  10. Interconversion of the Specificities of Human Lysosomal Enzymes Associated with Fabry and Schindler Diseases

    SciTech Connect

    Tomasic, Ivan B.; Metcalf, Matthew C.; Guce, Abigail I.

    2010-09-03

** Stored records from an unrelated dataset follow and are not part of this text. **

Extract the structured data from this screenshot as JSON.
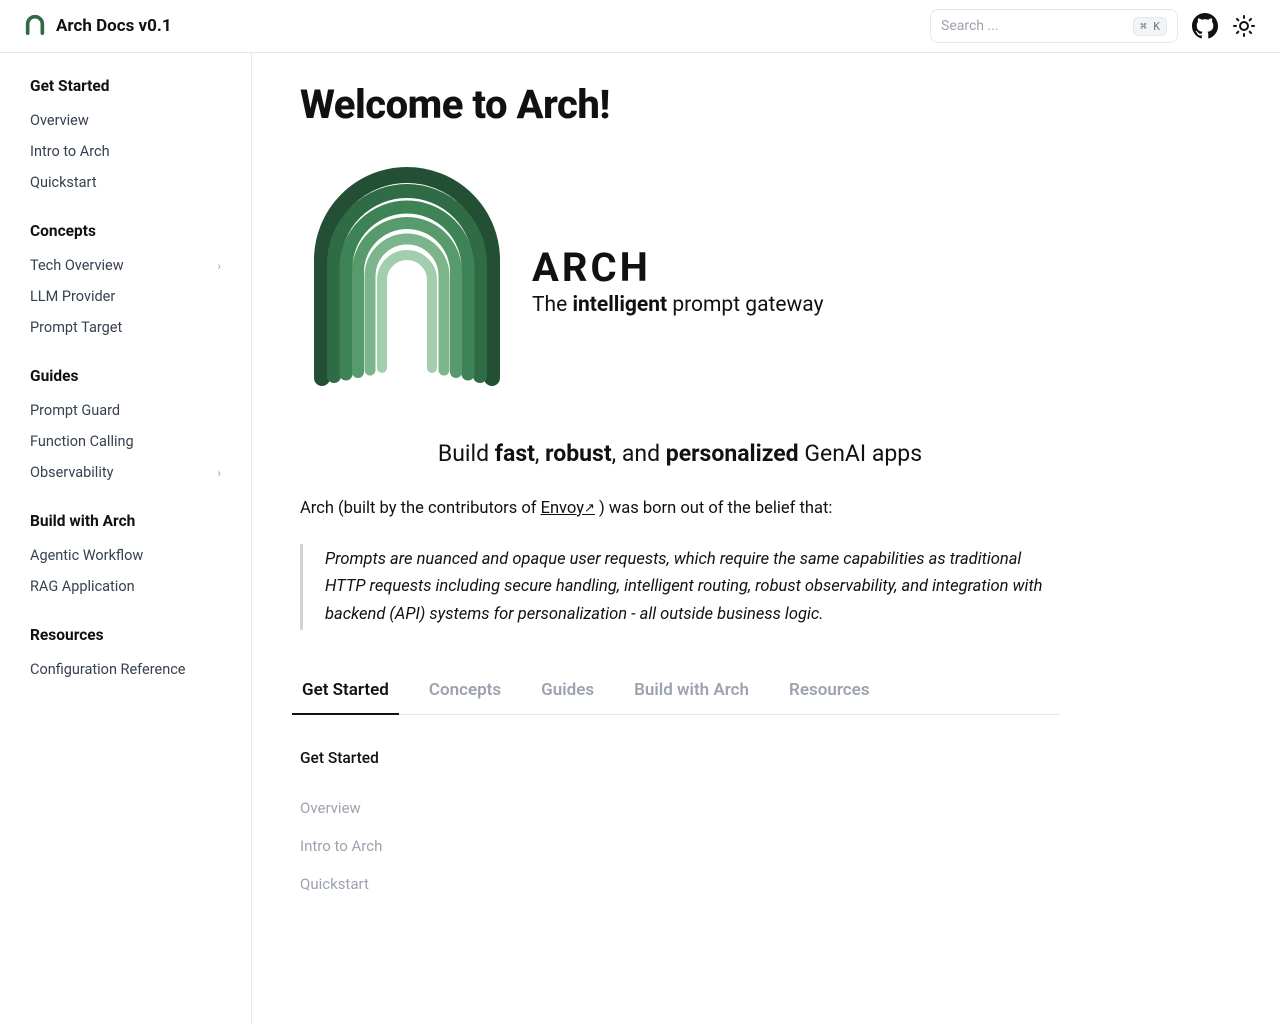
{
  "header": {
    "title": "Arch Docs v0.1",
    "search_placeholder": "Search ...",
    "search_kbd": "⌘ K"
  },
  "sidebar": [
    {
      "heading": "Get Started",
      "items": [
        {
          "label": "Overview"
        },
        {
          "label": "Intro to Arch"
        },
        {
          "label": "Quickstart"
        }
      ]
    },
    {
      "heading": "Concepts",
      "items": [
        {
          "label": "Tech Overview",
          "expandable": true
        },
        {
          "label": "LLM Provider"
        },
        {
          "label": "Prompt Target"
        }
      ]
    },
    {
      "heading": "Guides",
      "items": [
        {
          "label": "Prompt Guard"
        },
        {
          "label": "Function Calling"
        },
        {
          "label": "Observability",
          "expandable": true
        }
      ]
    },
    {
      "heading": "Build with Arch",
      "items": [
        {
          "label": "Agentic Workflow"
        },
        {
          "label": "RAG Application"
        }
      ]
    },
    {
      "heading": "Resources",
      "items": [
        {
          "label": "Configuration Reference"
        }
      ]
    }
  ],
  "page": {
    "title": "Welcome to Arch!",
    "hero_brand": "ARCH",
    "hero_tag_pre": "The ",
    "hero_tag_strong": "intelligent",
    "hero_tag_post": " prompt gateway",
    "subhead_pre": "Build ",
    "subhead_b1": "fast",
    "subhead_sep1": ", ",
    "subhead_b2": "robust",
    "subhead_sep2": ", and ",
    "subhead_b3": "personalized",
    "subhead_post": " GenAI apps",
    "intro_pre": "Arch (built by the contributors of ",
    "intro_link": "Envoy",
    "intro_post": " ) was born out of the belief that:",
    "quote": "Prompts are nuanced and opaque user requests, which require the same capabilities as traditional HTTP requests including secure handling, intelligent routing, robust observability, and integration with backend (API) systems for personalization - all outside business logic.",
    "tabs": [
      "Get Started",
      "Concepts",
      "Guides",
      "Build with Arch",
      "Resources"
    ],
    "active_tab": 0,
    "panel_heading": "Get Started",
    "panel_links": [
      "Overview",
      "Intro to Arch",
      "Quickstart"
    ]
  }
}
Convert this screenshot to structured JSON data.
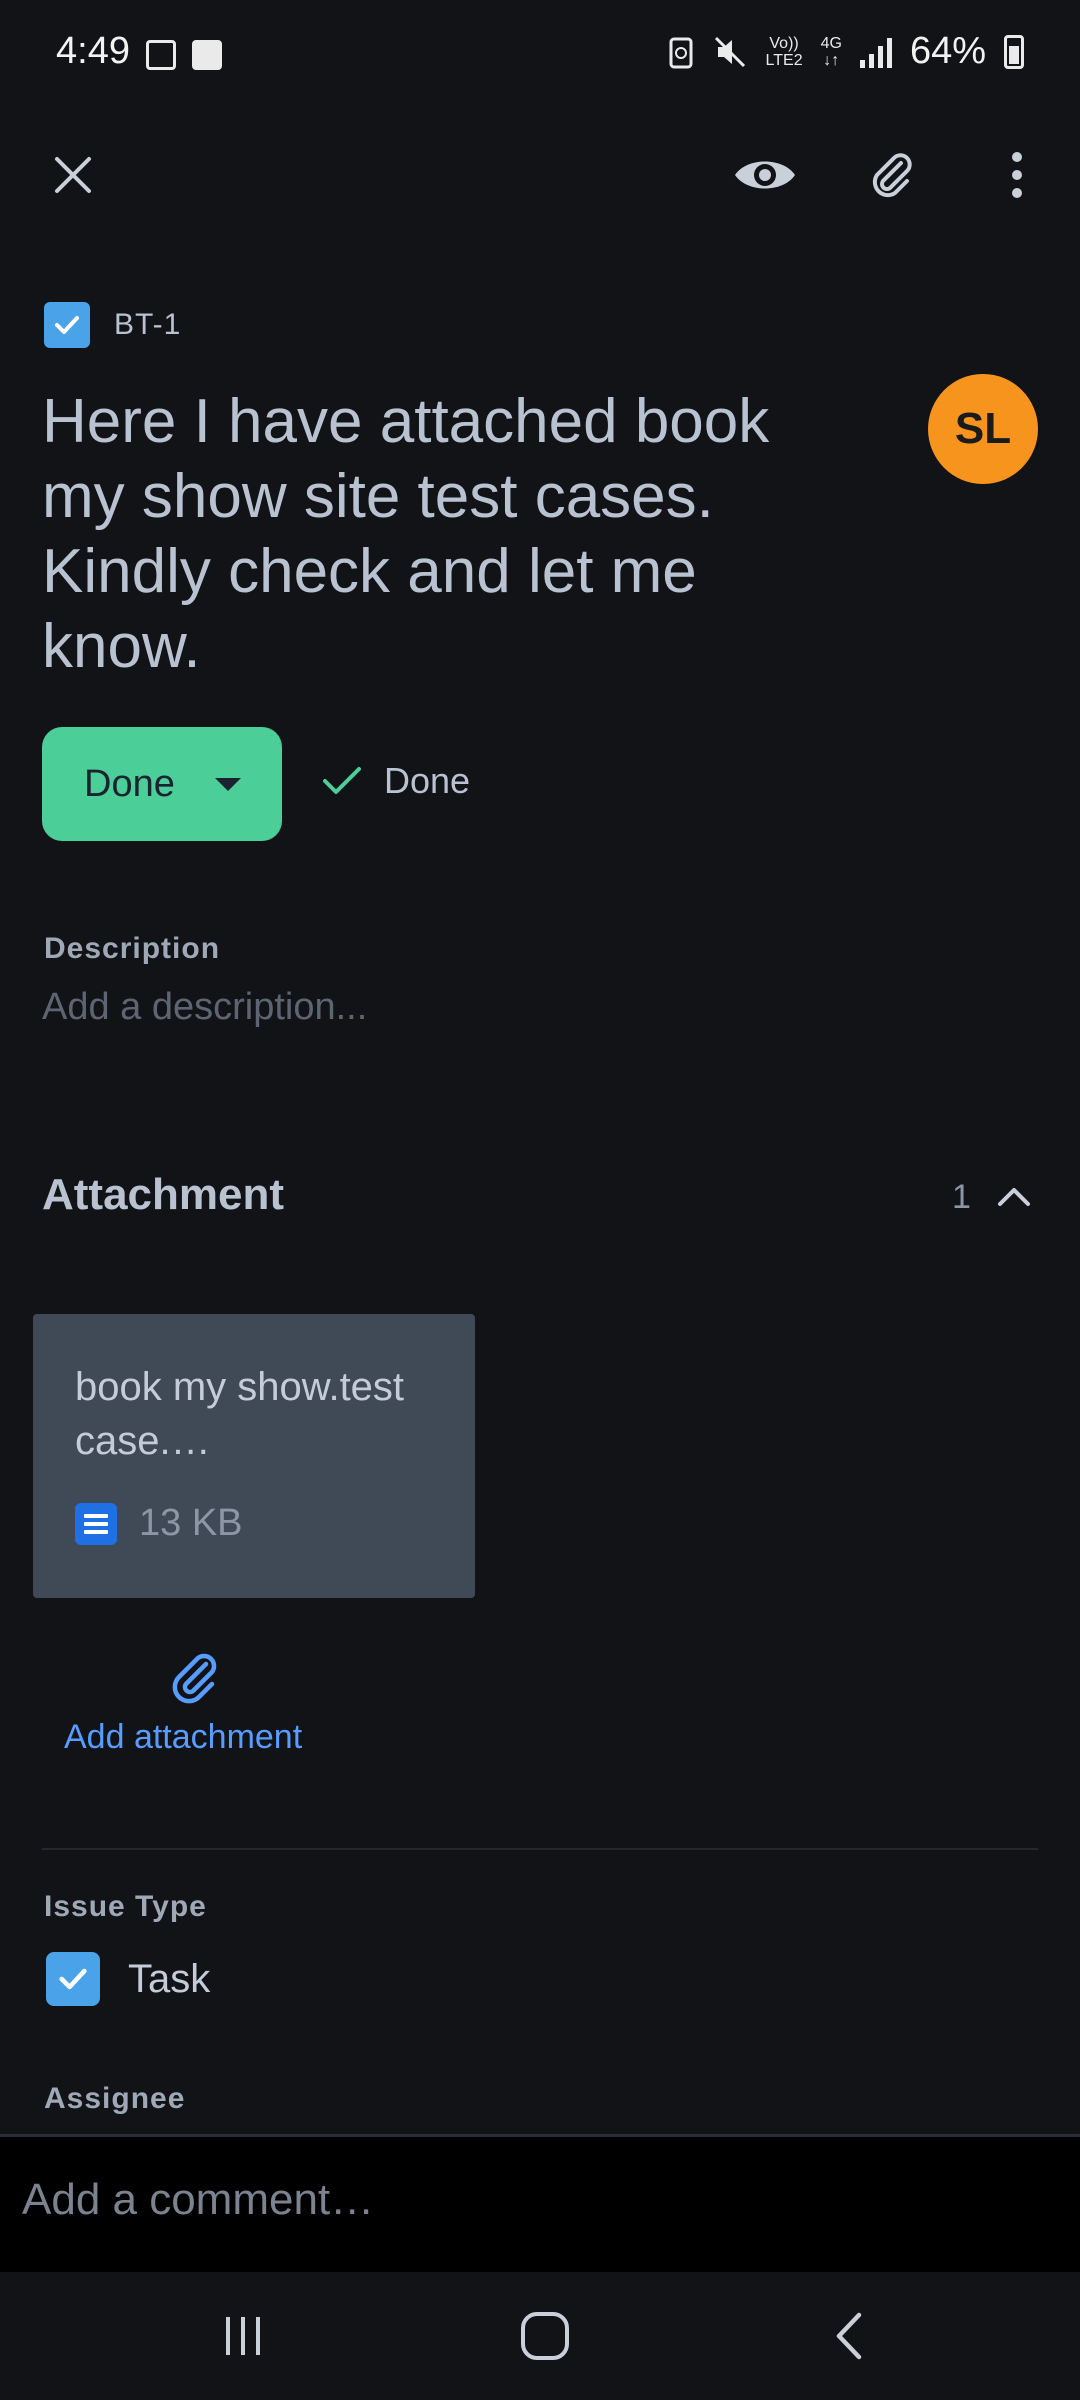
{
  "status_bar": {
    "time": "4:49",
    "network_line1": "Vo))",
    "network_line2": "LTE2",
    "network_gen": "4G",
    "battery": "64%"
  },
  "toolbar": {
    "close_icon": "close-icon",
    "watch_icon": "eye-icon",
    "attach_icon": "paperclip-icon",
    "more_icon": "more-vertical-icon"
  },
  "issue": {
    "key": "BT-1",
    "summary": "Here I have attached book my show site test cases. Kindly check and let me know.",
    "assignee_initials": "SL",
    "status": "Done",
    "resolution": "Done"
  },
  "description": {
    "label": "Description",
    "placeholder": "Add a description..."
  },
  "attachments": {
    "title": "Attachment",
    "count": "1",
    "items": [
      {
        "name": "book my show.test case.…",
        "size": "13 KB",
        "icon": "document-icon"
      }
    ],
    "add_label": "Add attachment"
  },
  "fields": {
    "issue_type_label": "Issue Type",
    "issue_type_value": "Task",
    "assignee_label": "Assignee"
  },
  "comment": {
    "placeholder": "Add a comment…"
  },
  "colors": {
    "background": "#121317",
    "status_done": "#4bce97",
    "avatar": "#f7941d",
    "link": "#579dff",
    "task_icon": "#4aa3e8"
  }
}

    The human lysosomal enzymes {alpha}-galactosidase ({alpha}-GAL, EC 3.2.1.22) and {alpha}-N-acetylgalactosaminidase ({alpha}-NAGAL, EC 3.2.1.49) share 46% amino acid sequence identity and have similar folds. The active sites of the two enzymes share 11 of 13 amino acids, differing only where they interact with the 2-position of the substrates. Using a rational protein engineering approach, we interconverted the enzymatic specificity of {alpha}-GAL and {alpha}-NAGAL. The engineered {alpha}-GAL (which we call {alpha}-GALSA) retains the antigenicity of {alpha}-GAL but has acquired the enzymatic specificity of {alpha}-NAGAL. Conversely, the engineered {alpha}-NAGAL (which we call {alpha}-NAGAL{sup EL}) retains the antigenicity of {alpha}-NAGAL but has acquired themore » enzymatic specificity of the {alpha}-GAL enzyme. Comparison of the crystal structures of the designed enzyme {alpha}-GAL{sup SA} to the wild-type enzymes shows that active sites of {alpha}-GAL{sup SA} and {alpha}-NAGAL superimpose well, indicating success of the rational design. The designed enzymes might be useful as non-immunogenic alternatives in enzyme replacement therapy for treatment of lysosomal storage disorders such as Fabry disease.« less